During the first few years of Gouda Pottery?s developmental phase, only the series name, such as "Rhodian," "Damascus," and "Massa" (and sometimes the place name, "Holland") were marked on the bottom; however, by the mid-teens, individual pattern names as well as company identification began to be noted. By about 1910, a painted mold number repeated the earlier incised one. There were no date marks on the pottery between 1905 and 1918.

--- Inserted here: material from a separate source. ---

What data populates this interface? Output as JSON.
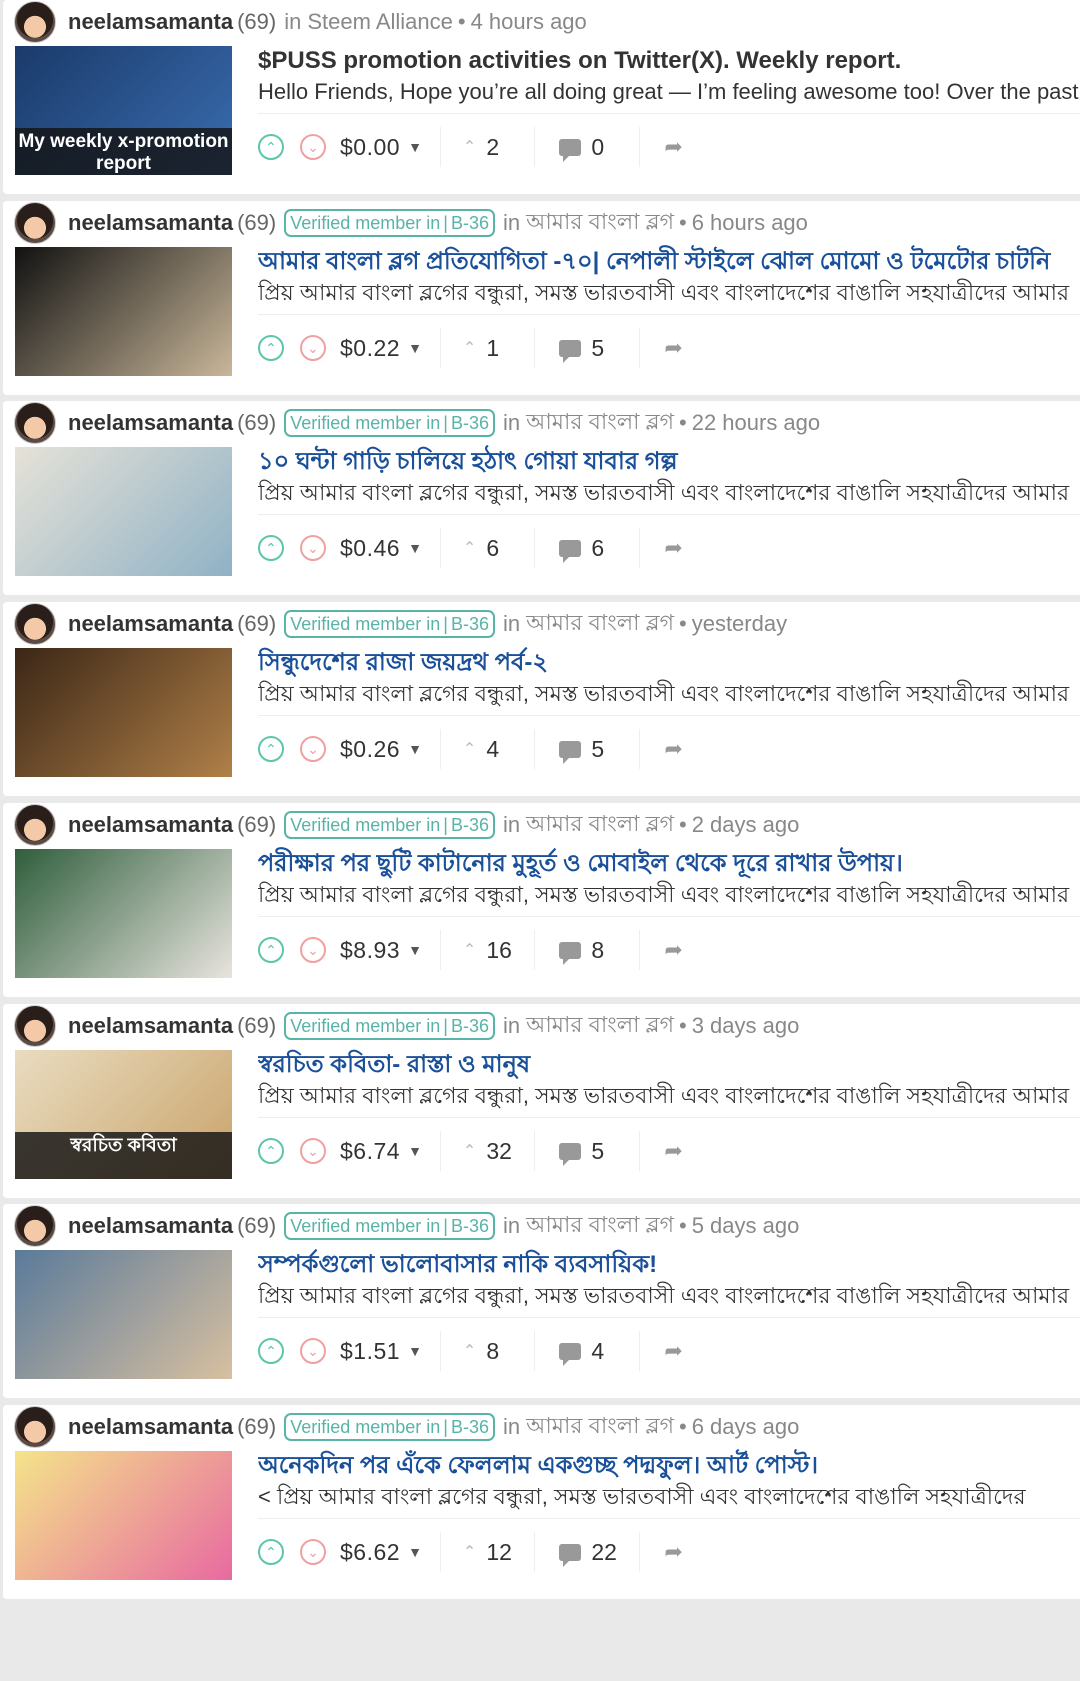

Another matte series developed by Hartgring for PZH around 1910 had a creamy white background with simple florals. Opening in 1907, the Arnhemsche Fayencefabriek (earthen-ware factory) in Arnhem produced white-back-ground art pottery with a decidedly Arts-and-Crafts flavor until about 1918. Many of these pieces are especially attractive. Arnhem?s early logo was a cock with the word "Arnhem" around or under it; later, the cock was left off the marks.
Most collectors love the typical, brightly colored, semimatte-glazed pieces of the 1920s and early 1930s. It was probably one of these vases or jugs that first attracted them to Gouda pottery. From the usual vases and bowls to the more unusual smoking accessories and music boxes, collectors never tire of Gouda?s endless variety, whimsy, and exciting, often surprising, color combinations.

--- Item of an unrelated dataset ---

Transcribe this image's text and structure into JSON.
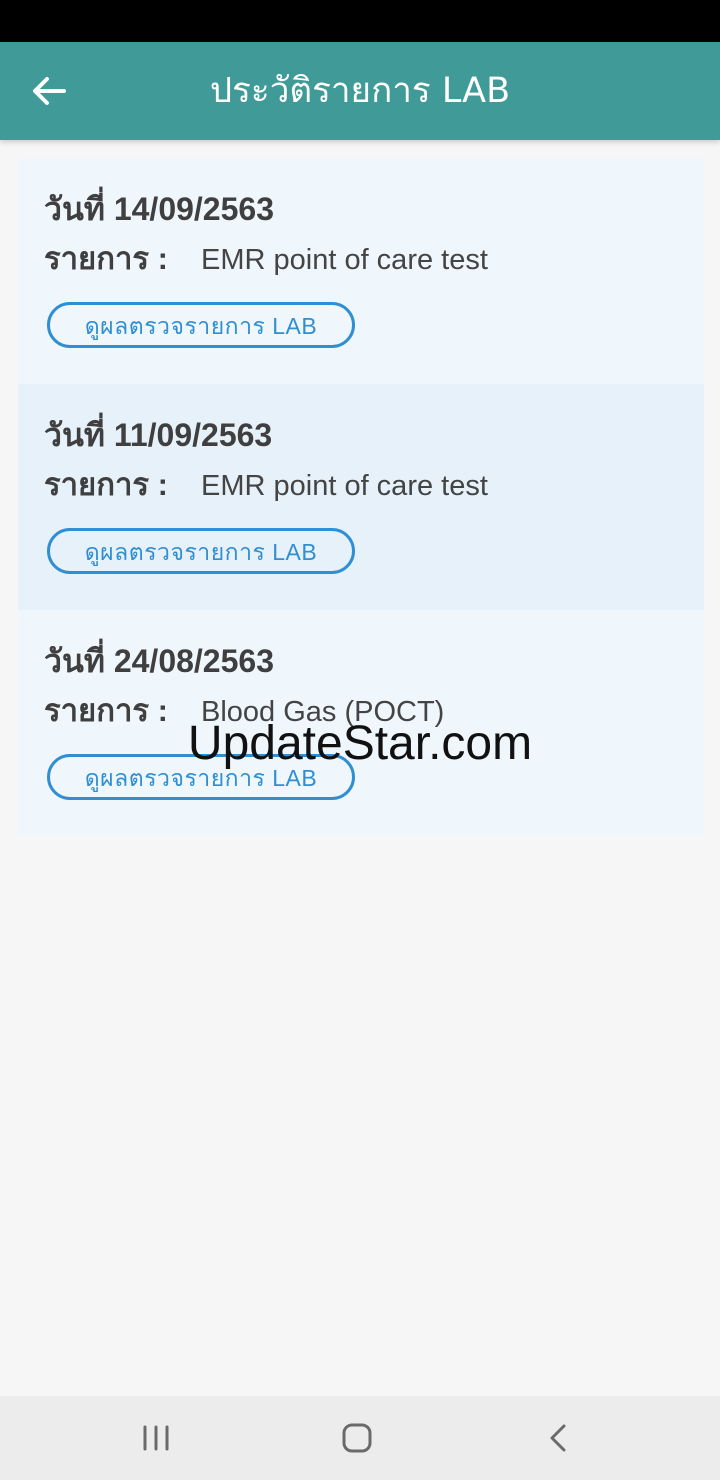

Some collectors choose one type of object to pursue, such as inkwells or candlesticks, while others have favorite patterns. (The author knows one person who can?t get enough "Purdah" and another who loves "Damascus.") Many find the variety of exciting patterns within the "Decor Breetvelt" series (named after one of PZH?s most creative artists) of special interest. One can never become bored with Gouda pottery because one could spend a lifetime looking and never find all the patterns and forms that were produced during those halcyon years.

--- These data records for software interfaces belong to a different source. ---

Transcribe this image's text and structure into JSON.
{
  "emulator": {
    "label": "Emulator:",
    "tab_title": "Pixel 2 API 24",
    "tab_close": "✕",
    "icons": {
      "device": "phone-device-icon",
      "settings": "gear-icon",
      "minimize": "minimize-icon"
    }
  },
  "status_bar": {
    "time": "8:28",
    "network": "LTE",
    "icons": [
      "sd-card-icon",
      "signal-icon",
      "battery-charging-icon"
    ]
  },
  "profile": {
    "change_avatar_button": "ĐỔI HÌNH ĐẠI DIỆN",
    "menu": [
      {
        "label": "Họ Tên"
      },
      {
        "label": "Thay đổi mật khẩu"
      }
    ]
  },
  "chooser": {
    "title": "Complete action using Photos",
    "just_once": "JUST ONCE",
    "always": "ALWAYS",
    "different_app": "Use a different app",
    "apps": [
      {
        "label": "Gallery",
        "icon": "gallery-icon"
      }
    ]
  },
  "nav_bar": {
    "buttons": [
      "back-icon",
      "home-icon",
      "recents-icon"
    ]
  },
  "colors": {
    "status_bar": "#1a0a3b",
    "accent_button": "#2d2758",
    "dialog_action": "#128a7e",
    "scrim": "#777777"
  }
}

By this time, PZH had numerous marks on its backstamp. Not only was there the previous information, such as company identification (the word "Plazuid" [the contraction of the company?s name] began to be noted in 1928 and "koninklijke" or the English translation "royal" was used after 1930), geographical information (the most common terms were "Made in Holland," "Gouda," and/or "Gouda, Holland"), date marks (symbols were used from 1918 to 1932 [see sidebar]), pattern names (sometimes just their in-house numbers), mold numbers, and decorator initials, but new information, such as glaze types, disguised markings, and in-house codes also took up space.
For years, Gouda pottery lived in the shadow of English, French, and German ceramics and was handicapped with the snobbish view that Dutch pottery was only earthenware, manufactured, and "middle class." Only in the last few years has Gouda pottery begun to take its rightful place in the pantheon of attractive artistic earthenware. As with many fashionable trends, Gouda pottery was out of favor until "re-discovered" by traveling exhibitions of Dutch ceramics and by interested collectors. Although Gouda ranges from the ordinary to the spectacular, many people are only now beginning to see Gouda pottery for the exciting and varied decorative art form that it is.
A number of museums in the old pottery-producing towns have begun to focus on the decorative and industrial arts in relation to each town?s history, and some of the pieces being bought and exhibited are truly magnificent. Former employers and employees are also generous in adding to the collections. Museums in Gouda, Utrecht, The Hague, Rotterdam, Nieuw Buinen, and Leeuwarden have especially fine collections.